THE TASK:
Copy all lines below containing "Statement".

DATA SHOWN:
§

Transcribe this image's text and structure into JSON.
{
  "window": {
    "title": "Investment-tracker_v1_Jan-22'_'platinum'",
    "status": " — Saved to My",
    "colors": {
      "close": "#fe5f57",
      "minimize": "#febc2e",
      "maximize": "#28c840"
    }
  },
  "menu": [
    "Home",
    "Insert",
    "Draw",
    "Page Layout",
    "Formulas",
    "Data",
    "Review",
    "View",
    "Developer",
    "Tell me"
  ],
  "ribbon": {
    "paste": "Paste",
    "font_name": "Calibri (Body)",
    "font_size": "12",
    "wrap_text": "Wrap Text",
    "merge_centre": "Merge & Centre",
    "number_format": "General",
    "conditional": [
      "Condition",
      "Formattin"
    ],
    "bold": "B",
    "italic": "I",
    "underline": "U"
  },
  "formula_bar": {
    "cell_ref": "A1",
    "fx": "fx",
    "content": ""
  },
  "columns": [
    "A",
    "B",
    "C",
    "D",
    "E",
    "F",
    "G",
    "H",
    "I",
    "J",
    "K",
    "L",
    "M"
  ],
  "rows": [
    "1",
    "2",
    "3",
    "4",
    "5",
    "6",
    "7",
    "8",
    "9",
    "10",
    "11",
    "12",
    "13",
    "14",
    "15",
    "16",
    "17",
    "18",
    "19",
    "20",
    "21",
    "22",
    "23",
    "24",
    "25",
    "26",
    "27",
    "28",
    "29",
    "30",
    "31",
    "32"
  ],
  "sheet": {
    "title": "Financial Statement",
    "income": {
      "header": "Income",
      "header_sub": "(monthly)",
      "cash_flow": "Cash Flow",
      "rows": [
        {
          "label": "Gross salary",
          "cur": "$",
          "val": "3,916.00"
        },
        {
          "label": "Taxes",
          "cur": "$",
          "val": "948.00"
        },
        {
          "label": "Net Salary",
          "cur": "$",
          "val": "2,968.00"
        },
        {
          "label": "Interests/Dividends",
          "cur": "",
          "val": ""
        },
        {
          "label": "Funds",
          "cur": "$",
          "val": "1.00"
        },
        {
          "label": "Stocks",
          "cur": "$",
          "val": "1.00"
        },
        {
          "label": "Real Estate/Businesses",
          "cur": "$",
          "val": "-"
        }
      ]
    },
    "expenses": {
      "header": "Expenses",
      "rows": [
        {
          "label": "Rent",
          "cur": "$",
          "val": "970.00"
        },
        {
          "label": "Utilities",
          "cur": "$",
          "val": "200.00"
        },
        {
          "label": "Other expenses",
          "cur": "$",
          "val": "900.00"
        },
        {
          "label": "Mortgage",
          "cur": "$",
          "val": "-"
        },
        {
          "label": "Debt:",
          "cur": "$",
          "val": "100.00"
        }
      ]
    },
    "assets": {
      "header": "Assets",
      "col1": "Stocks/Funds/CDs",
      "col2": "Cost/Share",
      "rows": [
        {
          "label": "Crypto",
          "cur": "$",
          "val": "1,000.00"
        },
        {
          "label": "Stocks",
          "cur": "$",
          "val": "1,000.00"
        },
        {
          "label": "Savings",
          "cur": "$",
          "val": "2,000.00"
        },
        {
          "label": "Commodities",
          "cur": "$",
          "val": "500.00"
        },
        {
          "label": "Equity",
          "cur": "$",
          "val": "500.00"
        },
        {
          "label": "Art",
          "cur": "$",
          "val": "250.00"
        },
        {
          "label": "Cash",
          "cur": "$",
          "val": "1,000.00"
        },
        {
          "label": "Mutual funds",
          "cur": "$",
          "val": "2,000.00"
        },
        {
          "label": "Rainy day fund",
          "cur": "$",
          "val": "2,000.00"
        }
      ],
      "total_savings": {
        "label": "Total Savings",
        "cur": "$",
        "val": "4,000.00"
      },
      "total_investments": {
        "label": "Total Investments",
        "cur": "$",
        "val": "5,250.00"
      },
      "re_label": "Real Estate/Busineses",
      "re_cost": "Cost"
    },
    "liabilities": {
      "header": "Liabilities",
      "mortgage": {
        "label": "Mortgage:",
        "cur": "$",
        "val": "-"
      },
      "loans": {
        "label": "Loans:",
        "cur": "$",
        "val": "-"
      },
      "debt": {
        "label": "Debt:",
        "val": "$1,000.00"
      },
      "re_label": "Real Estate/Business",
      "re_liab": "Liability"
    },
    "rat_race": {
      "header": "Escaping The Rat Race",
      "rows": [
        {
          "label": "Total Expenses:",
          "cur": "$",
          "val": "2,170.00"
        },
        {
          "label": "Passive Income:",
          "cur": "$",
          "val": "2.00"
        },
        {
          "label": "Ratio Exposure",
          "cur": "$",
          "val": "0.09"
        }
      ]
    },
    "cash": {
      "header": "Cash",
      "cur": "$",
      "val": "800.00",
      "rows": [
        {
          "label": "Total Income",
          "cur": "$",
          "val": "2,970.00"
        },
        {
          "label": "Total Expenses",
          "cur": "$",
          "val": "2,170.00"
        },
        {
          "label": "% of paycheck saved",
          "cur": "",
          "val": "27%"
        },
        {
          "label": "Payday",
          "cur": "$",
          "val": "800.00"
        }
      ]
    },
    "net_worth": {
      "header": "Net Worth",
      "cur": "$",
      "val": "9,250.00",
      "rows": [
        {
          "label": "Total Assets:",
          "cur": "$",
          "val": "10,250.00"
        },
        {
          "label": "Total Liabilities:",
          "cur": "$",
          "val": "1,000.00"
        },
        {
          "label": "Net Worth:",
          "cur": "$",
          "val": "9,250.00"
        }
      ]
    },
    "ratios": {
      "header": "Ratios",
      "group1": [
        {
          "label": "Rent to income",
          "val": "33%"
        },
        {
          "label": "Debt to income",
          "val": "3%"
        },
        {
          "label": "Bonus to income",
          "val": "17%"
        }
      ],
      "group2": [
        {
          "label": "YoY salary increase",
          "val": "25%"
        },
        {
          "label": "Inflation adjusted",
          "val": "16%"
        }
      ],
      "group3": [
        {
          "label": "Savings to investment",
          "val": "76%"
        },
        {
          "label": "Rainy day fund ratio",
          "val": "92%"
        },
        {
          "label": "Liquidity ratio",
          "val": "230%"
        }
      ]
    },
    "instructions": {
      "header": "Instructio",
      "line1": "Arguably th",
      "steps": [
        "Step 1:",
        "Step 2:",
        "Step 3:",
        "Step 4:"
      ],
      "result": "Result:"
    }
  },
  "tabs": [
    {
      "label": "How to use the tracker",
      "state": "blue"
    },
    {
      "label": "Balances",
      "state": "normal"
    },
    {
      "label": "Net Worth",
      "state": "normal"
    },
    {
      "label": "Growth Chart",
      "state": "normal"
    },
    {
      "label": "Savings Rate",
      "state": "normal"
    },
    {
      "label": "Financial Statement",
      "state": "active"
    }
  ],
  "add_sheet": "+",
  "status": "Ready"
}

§

ANSWER BOX:
    "title": "Financial Statement",
      "label": "Financial Statement",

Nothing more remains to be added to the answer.